Michigan fined Trinity $4.5 million in total for contract violations, unplanned meal substitutions, delays and staffing shortages. The state forbid 197 Trinity contracted workers from working in state prisons, essentially firing them.

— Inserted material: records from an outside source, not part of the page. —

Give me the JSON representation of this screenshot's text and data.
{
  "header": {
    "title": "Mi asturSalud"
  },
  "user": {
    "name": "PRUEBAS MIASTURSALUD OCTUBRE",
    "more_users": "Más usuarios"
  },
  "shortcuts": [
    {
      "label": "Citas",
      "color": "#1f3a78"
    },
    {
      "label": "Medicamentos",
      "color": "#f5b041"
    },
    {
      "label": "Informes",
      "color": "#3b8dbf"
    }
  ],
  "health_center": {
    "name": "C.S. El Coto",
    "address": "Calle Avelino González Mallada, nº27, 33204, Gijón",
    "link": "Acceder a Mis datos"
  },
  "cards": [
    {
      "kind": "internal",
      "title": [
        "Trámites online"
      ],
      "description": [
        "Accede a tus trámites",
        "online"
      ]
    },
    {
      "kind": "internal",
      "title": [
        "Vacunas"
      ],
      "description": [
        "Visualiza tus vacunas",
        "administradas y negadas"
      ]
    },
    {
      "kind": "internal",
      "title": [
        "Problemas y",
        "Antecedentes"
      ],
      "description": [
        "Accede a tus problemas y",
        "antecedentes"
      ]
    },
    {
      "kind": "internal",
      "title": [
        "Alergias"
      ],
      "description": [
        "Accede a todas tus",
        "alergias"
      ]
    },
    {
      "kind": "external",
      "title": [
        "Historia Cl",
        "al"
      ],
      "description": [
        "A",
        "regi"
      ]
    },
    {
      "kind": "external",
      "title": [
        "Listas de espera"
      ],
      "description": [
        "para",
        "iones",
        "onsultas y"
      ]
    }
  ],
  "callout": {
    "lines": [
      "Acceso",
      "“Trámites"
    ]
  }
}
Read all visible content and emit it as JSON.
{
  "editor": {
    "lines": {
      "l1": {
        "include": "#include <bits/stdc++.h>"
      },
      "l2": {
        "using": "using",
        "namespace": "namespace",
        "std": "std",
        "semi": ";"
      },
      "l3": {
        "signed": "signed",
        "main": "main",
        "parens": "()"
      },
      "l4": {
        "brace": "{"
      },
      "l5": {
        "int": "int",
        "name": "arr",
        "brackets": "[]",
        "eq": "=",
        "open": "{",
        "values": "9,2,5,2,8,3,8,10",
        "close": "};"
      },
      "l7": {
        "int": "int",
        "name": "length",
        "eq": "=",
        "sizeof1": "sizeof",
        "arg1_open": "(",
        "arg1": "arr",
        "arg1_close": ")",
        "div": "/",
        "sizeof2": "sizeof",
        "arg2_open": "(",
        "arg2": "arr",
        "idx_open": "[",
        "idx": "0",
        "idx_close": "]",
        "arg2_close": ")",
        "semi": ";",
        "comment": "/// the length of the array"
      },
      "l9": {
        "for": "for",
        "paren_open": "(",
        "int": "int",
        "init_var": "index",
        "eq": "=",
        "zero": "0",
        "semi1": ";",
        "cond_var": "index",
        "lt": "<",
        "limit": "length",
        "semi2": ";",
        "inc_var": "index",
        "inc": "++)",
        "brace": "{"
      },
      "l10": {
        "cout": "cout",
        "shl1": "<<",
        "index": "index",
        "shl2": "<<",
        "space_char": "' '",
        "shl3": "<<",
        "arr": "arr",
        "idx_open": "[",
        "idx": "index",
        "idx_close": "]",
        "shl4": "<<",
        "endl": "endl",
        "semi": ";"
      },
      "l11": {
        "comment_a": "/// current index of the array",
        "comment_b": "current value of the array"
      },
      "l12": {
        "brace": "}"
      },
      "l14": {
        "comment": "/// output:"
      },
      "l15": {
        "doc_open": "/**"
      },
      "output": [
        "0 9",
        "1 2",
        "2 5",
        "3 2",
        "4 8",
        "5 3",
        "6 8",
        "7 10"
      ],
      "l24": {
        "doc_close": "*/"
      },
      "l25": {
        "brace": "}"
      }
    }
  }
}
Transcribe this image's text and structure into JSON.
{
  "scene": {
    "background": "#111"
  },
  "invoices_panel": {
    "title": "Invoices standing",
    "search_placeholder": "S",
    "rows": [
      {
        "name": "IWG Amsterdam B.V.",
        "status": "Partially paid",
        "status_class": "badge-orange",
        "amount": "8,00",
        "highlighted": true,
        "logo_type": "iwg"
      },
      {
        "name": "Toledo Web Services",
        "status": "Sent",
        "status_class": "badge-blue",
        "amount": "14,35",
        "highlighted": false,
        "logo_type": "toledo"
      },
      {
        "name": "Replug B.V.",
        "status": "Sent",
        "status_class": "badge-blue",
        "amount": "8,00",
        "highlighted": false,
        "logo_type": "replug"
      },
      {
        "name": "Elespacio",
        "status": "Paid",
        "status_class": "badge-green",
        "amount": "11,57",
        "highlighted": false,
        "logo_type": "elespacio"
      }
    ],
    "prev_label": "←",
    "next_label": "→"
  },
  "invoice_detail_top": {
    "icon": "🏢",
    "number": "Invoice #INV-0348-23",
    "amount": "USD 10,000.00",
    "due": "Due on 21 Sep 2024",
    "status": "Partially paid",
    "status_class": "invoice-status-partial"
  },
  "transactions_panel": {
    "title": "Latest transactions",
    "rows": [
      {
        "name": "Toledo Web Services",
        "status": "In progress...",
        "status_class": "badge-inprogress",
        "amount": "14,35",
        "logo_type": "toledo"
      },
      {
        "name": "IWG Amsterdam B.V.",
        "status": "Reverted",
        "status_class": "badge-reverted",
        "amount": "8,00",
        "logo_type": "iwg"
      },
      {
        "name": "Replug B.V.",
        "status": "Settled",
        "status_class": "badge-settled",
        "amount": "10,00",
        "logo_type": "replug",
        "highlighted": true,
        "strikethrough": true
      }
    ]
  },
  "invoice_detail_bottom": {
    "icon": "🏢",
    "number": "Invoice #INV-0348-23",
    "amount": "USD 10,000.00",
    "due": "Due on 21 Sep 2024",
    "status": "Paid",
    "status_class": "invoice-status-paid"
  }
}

Last year, Trinity asked the state for a 10.3 percent increase -- totaling $5.2 million -- to help with staffing issues, said Correction spokesman Chris Gautz.
Gautz said $6.6 million of Snyder’s $13.7 million prison spending increase request are “legacy costs” and would not constitute new funding.
The move is being met with mixed reactions across party lines.
Rep. Laura Cox, the Republican and chairwoman of the House Appropriations Committee, said “there will be some angst with probably both chambers” because of the increased cost of shifting prison food services back to the state.
“My knee jerk reaction is not supportive of that,” Cox said.
But Democrats such as Rep. Jon Hoadley, D-Kalamazoo, said the shift was a long time coming.
“When you try to privatize services, it often means you’re getting a lower quality product,” he said. “”This idea that you can govern with spreadsheets doesn’t work because people are human beings and we have to make sure we’re putting people first in our budget.”
The shift would bring about 350 state workers back into prison kitchens, according to the Department of Corrections.
“As the contract with Trinity was approaching its end, we took the opportunity to re-examine our operations,” Corrections Director Heidi Washington said in a statement. “After discussing options with Trinity, it was determined it was in the best interest of both parties not to renew our agreement. We believe the department’s needs would be better met by returning to state-run food service.”
The unionized prison workers had complained about the privatized food service and called for a return to state-run prison food service.
The state corrections system said that while private vendors saved money, the savings did not outweigh problems with food preparation, high employee turnover and other problems.
A liberal group that has called on Snyder to scrap private prison food contracts for years praised the announcement in a statement Wednesday.
“Progress Michigan has been calling for this cancellation for years and we uncovered many of the problems with these contracts, which, frankly, should have ended years ago,” said Lonnie Scott, executive director of Progress Michigan. “The abuses and waste that has resulted from these contracts have endangered corrections officers, prison employees and prisoners.”
The Michigan Corrections Organization, the union for corrections officers, is lauding the proposal as helping to boost prison safety, said Andy Potter, the union’s chief of staff and vice president.
Having bad and meager food “puts the folks that are incarcerated along with the staff in danger. ... It’s a safety issue, to put it short,” Potter said.